TASK ITEM:
Please return every line from the entries that has the string "title" in it.

EXTRACTED INFORMATION:
........

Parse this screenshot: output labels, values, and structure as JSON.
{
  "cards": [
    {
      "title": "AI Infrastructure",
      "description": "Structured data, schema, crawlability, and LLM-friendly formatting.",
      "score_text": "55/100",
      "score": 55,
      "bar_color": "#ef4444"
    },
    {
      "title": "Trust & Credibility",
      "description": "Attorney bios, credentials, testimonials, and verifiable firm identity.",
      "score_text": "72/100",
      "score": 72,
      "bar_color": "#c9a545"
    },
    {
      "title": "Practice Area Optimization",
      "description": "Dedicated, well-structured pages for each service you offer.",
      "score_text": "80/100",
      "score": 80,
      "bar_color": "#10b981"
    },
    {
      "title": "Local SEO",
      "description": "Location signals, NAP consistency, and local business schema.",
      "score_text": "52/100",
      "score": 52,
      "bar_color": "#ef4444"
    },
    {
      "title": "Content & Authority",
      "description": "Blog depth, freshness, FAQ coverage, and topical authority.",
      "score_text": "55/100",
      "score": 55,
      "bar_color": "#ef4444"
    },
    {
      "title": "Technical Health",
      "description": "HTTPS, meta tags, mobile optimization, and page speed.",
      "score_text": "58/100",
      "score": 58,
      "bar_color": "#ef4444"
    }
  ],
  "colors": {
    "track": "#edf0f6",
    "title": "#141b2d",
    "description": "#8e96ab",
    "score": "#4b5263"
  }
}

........

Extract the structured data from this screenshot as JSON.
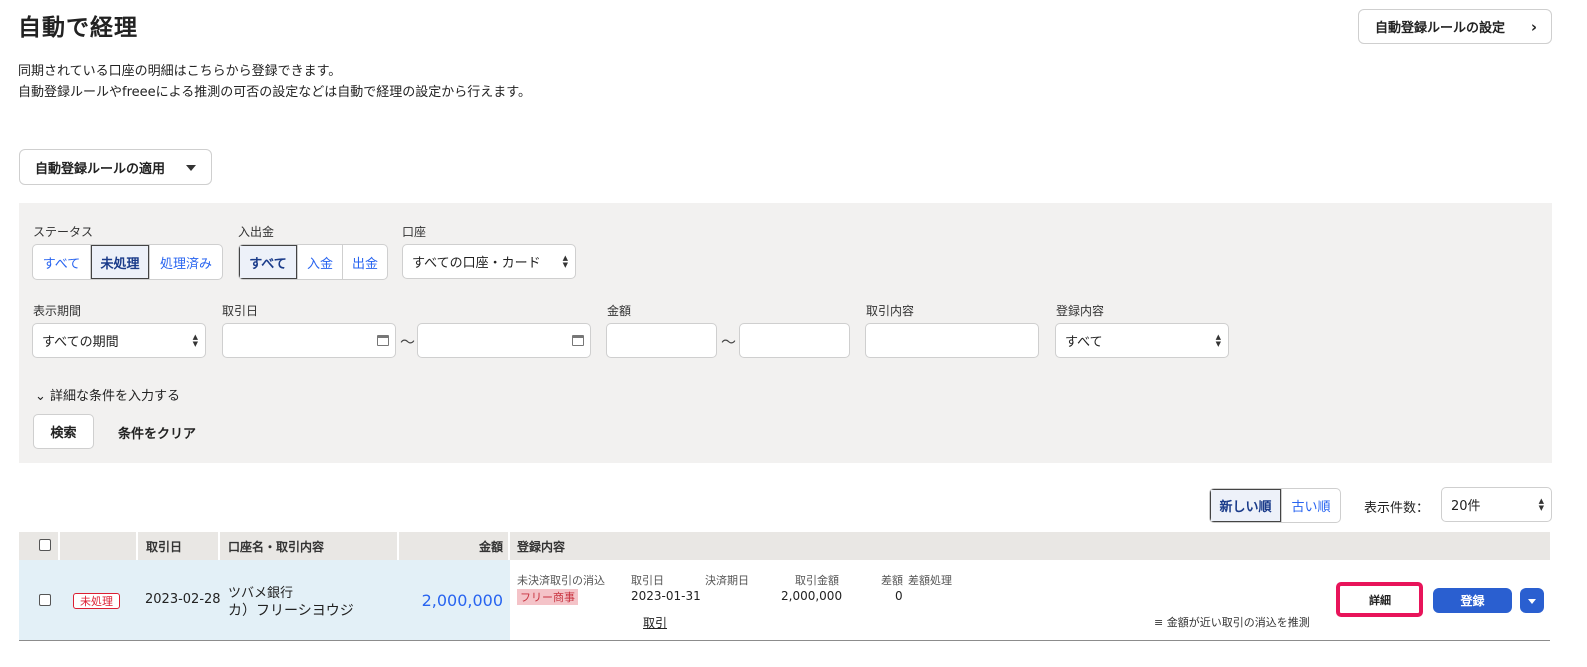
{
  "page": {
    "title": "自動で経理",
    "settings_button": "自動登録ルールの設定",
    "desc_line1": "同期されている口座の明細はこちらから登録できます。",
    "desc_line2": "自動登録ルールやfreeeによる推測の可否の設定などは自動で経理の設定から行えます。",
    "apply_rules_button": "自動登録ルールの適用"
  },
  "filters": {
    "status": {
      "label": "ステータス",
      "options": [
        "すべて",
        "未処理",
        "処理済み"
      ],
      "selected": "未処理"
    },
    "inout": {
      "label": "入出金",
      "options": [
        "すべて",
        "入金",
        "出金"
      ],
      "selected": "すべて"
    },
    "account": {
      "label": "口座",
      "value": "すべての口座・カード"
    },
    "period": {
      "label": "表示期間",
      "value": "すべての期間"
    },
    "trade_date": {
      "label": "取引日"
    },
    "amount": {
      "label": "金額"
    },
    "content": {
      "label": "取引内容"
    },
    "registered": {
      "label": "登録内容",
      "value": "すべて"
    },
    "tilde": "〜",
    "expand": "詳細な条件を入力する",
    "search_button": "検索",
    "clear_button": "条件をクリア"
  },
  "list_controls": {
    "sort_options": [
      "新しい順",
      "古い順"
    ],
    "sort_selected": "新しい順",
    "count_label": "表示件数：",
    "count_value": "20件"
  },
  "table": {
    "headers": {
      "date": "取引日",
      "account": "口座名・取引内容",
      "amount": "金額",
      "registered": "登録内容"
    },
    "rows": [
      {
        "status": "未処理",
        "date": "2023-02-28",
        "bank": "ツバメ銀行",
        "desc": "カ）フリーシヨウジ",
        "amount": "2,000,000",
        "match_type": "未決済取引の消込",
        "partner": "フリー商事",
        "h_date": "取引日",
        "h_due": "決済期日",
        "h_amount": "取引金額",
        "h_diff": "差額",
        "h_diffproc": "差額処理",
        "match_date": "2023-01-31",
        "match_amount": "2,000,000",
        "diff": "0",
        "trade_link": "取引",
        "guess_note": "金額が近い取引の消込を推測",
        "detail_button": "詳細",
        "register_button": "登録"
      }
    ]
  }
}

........

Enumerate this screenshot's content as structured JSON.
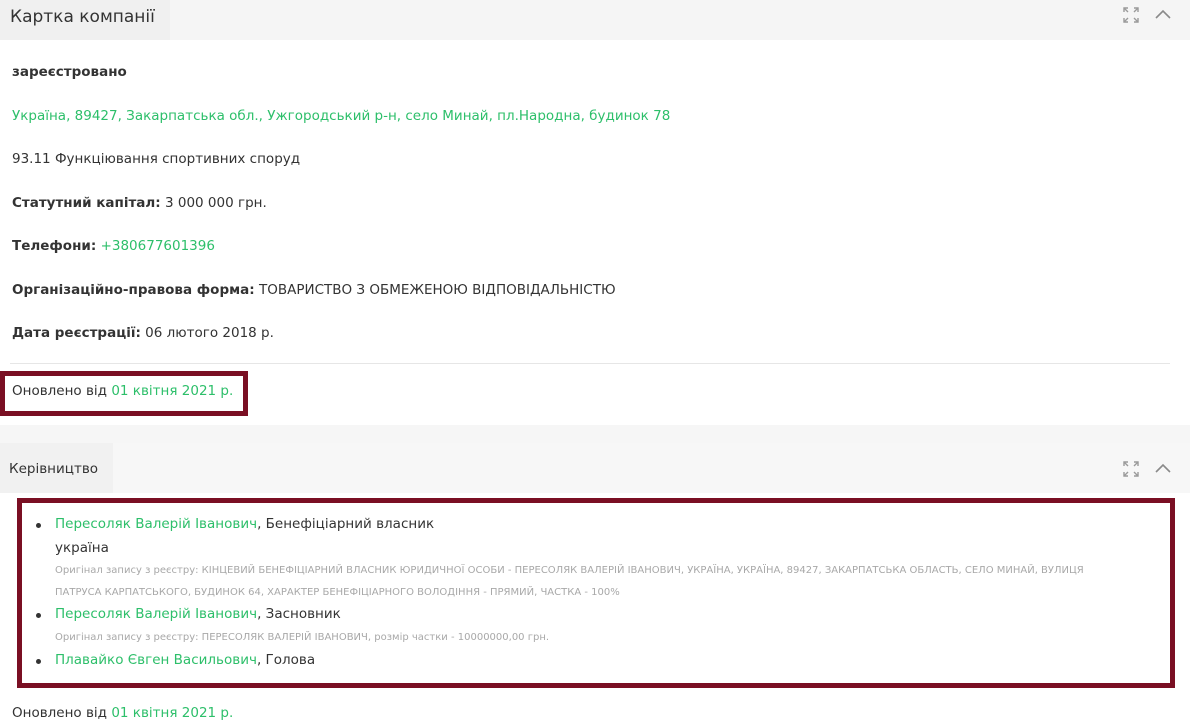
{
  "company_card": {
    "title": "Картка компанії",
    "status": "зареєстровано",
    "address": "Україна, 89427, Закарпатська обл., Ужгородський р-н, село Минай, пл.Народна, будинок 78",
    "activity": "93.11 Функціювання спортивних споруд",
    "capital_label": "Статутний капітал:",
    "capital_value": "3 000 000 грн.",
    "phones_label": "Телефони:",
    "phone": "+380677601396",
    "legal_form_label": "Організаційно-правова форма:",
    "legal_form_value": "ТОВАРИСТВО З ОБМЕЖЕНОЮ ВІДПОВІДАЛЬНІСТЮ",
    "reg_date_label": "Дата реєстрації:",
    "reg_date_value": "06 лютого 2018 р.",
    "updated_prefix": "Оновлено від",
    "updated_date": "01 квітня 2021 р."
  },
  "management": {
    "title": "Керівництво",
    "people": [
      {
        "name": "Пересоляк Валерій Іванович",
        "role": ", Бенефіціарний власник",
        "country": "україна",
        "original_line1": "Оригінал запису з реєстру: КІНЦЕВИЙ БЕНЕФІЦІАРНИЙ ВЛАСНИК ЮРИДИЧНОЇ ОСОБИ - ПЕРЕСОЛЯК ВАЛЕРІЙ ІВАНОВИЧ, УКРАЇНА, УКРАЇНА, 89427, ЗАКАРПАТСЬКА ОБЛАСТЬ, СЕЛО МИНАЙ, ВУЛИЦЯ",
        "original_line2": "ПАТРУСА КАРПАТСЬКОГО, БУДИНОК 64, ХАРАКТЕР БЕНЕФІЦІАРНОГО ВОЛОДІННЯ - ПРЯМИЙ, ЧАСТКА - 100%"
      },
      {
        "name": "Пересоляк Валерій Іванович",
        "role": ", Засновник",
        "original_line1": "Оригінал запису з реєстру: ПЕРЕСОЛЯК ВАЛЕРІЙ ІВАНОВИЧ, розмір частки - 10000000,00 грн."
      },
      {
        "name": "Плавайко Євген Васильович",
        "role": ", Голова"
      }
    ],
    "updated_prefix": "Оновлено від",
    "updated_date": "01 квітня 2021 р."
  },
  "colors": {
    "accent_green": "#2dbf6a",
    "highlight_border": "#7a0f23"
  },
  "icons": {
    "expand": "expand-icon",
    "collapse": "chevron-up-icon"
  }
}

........

EXPECTED ANSWER:
      "title": "AI Infrastructure",
      "title": "Trust & Credibility",
      "title": "Practice Area Optimization",
      "title": "Local SEO",
      "title": "Content & Authority",
      "title": "Technical Health",
    "title": "#141b2d",
    "title": "自動で経理",
    "title": "Картка компанії",
    "title": "Керівництво",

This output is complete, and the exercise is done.